So, Nowak's list of mechanisms of cooperation misses out a lot that is significant. This book needs complete rewrite to account for the forces that actually result in human cooperation.
Nowak became infamous recently - in a bust up over kin selection. He wrote an article with E. O. Wilson about kin selection and group selection, in which kin selection got bashed. The article was called "The evolution of eusociality" and it was published in Nature. It was poorly written and was widely ridiculed. However, the group selection controvery and the role of E. O. Wilson in it is turning out to be an interesting chapter in the history of biology - and Wilson is publishing his own book on the topic later this year. One of the reasons I decided to read SuperCooperators is to see what Nowak had to say for himself on the topic in his book.
My council for any others thinking of doing the same is: don't bother. The section in the book bashing kin selection is pretty dreadful. Nowak doesn't say anything particularly interesting or insightful in the chapter that isn't in the "eusociality" paper. Rather he reinforces the impression that he doesn't know what he is talking about. He belittles Price's equation as being "tautological" - which seems to be a particularly stupid criticism to me. The chapter on group selection isn't much better. Group selection is an interesting topic - but I don't recommend learning about it from Nowak. He mostly just talks about the group selection models he personally built - without giving enough information for anyone to actually reproduce them. That is not worth very much, in my opinion.

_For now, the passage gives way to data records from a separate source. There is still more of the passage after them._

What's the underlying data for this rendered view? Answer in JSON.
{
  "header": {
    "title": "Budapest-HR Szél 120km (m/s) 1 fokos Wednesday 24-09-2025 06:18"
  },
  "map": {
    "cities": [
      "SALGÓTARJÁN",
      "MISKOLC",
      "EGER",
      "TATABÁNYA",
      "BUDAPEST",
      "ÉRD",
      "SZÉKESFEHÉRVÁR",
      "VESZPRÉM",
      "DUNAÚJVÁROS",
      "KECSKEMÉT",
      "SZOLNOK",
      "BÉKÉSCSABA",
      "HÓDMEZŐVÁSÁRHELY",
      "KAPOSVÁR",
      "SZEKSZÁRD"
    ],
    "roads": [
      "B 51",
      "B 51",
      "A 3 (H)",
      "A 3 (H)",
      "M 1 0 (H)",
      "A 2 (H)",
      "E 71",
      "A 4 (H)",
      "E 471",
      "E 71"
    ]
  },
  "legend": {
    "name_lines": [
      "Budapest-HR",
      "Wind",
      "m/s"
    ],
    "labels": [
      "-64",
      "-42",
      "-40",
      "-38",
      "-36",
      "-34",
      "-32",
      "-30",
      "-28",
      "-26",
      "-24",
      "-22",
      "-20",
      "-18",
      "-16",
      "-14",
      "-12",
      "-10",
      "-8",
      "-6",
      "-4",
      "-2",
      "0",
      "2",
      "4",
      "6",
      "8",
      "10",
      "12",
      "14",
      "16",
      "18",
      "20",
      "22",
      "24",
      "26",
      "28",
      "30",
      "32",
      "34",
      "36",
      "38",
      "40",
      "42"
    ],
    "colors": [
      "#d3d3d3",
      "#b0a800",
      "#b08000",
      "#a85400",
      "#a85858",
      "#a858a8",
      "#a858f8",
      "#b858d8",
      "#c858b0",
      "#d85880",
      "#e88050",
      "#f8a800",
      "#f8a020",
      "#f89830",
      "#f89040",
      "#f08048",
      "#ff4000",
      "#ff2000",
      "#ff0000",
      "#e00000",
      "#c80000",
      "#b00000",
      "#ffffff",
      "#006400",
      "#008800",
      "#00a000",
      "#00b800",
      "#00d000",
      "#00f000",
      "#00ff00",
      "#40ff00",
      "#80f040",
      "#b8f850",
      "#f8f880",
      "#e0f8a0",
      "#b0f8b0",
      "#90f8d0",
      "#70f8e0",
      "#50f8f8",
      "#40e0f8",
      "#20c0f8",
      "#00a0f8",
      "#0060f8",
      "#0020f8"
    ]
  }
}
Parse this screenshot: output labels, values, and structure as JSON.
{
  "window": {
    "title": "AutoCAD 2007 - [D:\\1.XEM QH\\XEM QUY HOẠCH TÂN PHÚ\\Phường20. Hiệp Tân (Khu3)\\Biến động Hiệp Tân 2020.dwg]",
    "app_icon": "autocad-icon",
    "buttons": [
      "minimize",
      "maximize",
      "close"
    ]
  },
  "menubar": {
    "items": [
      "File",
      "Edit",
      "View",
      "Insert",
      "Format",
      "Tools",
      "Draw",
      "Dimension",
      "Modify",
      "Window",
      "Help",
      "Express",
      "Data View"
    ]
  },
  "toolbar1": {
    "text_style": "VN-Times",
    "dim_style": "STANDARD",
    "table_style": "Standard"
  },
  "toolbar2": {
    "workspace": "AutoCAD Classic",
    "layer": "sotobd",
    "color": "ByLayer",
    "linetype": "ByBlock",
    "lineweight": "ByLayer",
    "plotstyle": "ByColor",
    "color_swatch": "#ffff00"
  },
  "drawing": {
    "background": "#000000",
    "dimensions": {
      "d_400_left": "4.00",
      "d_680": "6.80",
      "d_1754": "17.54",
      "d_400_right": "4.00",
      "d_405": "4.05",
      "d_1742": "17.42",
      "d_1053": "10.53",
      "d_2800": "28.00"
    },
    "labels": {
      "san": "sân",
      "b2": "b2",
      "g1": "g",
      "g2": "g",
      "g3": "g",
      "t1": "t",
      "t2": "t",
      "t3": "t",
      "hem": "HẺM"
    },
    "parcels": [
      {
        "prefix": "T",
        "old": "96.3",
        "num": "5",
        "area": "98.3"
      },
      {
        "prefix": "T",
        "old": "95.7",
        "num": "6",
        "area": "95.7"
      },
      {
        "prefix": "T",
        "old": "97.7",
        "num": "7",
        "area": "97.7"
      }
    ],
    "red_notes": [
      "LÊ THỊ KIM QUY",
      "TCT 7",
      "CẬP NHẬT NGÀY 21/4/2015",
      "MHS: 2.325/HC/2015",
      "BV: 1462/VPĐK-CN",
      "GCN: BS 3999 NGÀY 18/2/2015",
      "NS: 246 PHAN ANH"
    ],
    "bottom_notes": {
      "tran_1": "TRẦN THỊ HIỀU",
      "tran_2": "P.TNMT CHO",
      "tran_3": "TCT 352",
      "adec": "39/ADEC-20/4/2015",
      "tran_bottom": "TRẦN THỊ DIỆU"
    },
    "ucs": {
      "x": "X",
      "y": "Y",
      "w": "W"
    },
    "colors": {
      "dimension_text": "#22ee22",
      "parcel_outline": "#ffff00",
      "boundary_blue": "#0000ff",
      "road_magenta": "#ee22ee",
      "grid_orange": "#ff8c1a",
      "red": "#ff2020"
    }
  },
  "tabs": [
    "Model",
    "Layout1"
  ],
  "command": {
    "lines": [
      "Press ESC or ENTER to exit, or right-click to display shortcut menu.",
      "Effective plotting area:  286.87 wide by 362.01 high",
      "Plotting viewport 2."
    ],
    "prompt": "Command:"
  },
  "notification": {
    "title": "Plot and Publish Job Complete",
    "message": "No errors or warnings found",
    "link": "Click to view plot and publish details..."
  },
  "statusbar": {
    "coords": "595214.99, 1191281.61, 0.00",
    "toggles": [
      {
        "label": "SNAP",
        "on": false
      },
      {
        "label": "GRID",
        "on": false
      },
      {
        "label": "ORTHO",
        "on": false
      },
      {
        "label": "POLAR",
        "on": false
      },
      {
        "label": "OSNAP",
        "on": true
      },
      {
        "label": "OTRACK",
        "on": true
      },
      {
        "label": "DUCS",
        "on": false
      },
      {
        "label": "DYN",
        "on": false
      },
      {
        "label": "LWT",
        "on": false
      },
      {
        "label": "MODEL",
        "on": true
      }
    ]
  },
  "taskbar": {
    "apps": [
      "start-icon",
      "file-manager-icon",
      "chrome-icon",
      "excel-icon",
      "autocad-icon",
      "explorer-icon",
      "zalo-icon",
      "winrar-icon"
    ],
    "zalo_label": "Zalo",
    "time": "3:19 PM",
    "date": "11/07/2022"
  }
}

In the final chapter, Nowak proposes that "natural cooperation" be added to Darwin's "mutation" and "natural selection" principles. I think that this suggestion doesn't make sense. Instead: production, elimination, mutation, symbiosis, synergy, self-organisation, learning and engineering are a much better list of fundamental evolutionary principles.
In the final chapter, Nowak explains why a scientific understanding cooperation is important for building cooperative enterprises - and that mastering cooperation is an important key for humanity when facing challenges in the modern world.
That all seems to be correct - but we need much better science that what Nowak has to offer in order to properly understand why humans cooperate.
There are a few interesting bits in this book, but probably its most salient feature is the way that it misses out so much that is of vital importance to the subject it is discussing.